Exonerate is defined as “to relieve of a responsibility, obligation, or hardship” or “to clear from accusation or blame.” The word may be traced to the Latin verb exonerare (meaning "to unburden”), which itself is formed by combining the prefix ex- with onus, a word meaning "load" or “burden.” In early use the word was often used of relieving a person or thing or a burden (which could be a physical one), later taking on the meaning “to clear from accusation or blame.”

‘Anime’

Anime spiked in lookups as a result of a video posted by Paul Gosar, a member of the House of Representatives, that featured content leading to the congressman being censured.

The House of Representatives voted Wednesday to approve a resolution that censures Rep. Paul Gosar and strips him of his two committee assignments, the first time a sitting House member has been censured in more than 10 years. The action led by House Democrats represents a major rebuke to the Arizona Republican for posting a photoshopped anime video to social media showing him appearing to kill Democratic Rep. Alexandria Ocasio-Cortez and attacking President Joe Biden.
— Annie Grayer and Clare Foran, CNN, 17 Nov. 2021

Anime is defined as “a style of animation originating in Japan that is characterized by stark colorful graphics depicting vibrant characters in action-filled plots often with fantastic or futuristic themes.” The word has a curiously circuitous etymology: an English word, anime, that was borrowed from Japanese, in which anime is a shortening of animēshiyon, which comes from the English animation.
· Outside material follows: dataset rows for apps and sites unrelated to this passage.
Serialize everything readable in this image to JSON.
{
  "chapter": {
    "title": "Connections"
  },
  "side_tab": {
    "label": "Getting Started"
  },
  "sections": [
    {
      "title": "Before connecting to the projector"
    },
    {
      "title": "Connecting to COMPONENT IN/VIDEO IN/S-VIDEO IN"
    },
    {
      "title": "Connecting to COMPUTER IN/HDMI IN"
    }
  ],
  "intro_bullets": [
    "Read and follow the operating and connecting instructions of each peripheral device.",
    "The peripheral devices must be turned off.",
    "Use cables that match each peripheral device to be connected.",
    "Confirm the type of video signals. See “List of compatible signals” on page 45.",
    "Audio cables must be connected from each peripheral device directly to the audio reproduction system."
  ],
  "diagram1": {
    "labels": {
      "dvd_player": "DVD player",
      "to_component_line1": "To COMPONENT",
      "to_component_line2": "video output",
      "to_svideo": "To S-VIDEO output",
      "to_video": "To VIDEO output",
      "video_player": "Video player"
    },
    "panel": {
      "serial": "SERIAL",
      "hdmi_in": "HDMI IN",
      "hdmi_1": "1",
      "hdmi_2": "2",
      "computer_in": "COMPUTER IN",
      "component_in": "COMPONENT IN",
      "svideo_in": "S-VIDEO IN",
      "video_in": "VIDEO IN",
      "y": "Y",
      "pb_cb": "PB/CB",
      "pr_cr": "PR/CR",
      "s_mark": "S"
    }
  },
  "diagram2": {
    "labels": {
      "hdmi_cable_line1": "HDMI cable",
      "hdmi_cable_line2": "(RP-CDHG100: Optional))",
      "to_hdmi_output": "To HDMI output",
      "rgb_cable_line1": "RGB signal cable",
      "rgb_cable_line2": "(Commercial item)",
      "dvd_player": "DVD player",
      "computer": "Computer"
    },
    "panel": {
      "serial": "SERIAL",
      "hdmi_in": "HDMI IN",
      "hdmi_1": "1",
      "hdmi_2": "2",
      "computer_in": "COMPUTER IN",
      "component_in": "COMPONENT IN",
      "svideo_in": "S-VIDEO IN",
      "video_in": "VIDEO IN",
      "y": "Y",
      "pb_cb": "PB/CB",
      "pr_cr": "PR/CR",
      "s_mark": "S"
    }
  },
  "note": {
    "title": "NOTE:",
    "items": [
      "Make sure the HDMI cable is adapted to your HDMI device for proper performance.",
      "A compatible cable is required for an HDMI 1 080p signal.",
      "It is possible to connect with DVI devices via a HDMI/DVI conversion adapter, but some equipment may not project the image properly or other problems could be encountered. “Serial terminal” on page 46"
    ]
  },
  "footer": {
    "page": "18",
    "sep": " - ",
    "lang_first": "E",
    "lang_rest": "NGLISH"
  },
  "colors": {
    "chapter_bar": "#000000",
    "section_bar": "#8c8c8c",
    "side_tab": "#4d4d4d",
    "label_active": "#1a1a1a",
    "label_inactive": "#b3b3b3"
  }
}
This route is similar to that taken by several other words in English, such as karaoke (which comes in part from ōke, short for ōkesutora, which comes from the English orchestra).

’Fentanyl’

Fentanyl had a busy week, after a number of stories focused attention on it.

Experts believe the top drivers are the growing prevalence of deadly fentanyl in the illicit drug supply and the COVID-19 pandemic, which left many drug users socially isolated and unable to get treatment or other support.
— Mike Stobbe, NBC New York, 17 Nov. 2021

Fentanyl has the snappy definition of “a synthetic opioid narcotic analgesic C22H28N2O with pharmacological action similar to morphine that is administered transdermally as a skin patch and in the form of its citrate C22H28N2O·C6H8O7 is administered orally or parenterally (as by intravenous or epidural injection).” In use since 1964, the name is thought to be an alteration of phenethyl, a monovalent radical derived from ethylbenzine, from phen- and ethyl.

Our Antedating of the Week

Our antedating of the week is lip-smacking, an adjective that we define as “highly pleasing or appealing to the sense of taste or smell: delicious.” Our earliest known use had previously come in 1902, but recent findings show that the word was in use as far back as 1873.

The Journal office is under obligation to Mr. W. Thatcher for a supply of hymeneal cake, which was pronounced by “all hands” as excellent. Thatcher has a way of making cakes which is really lip-smacking.
The Saline County Journal (Salina, KS), 27 Feb. 1873


Love words? Need even more definitions?

Subscribe to America's largest dictionary and get thousands more definitions and advanced search—ad free!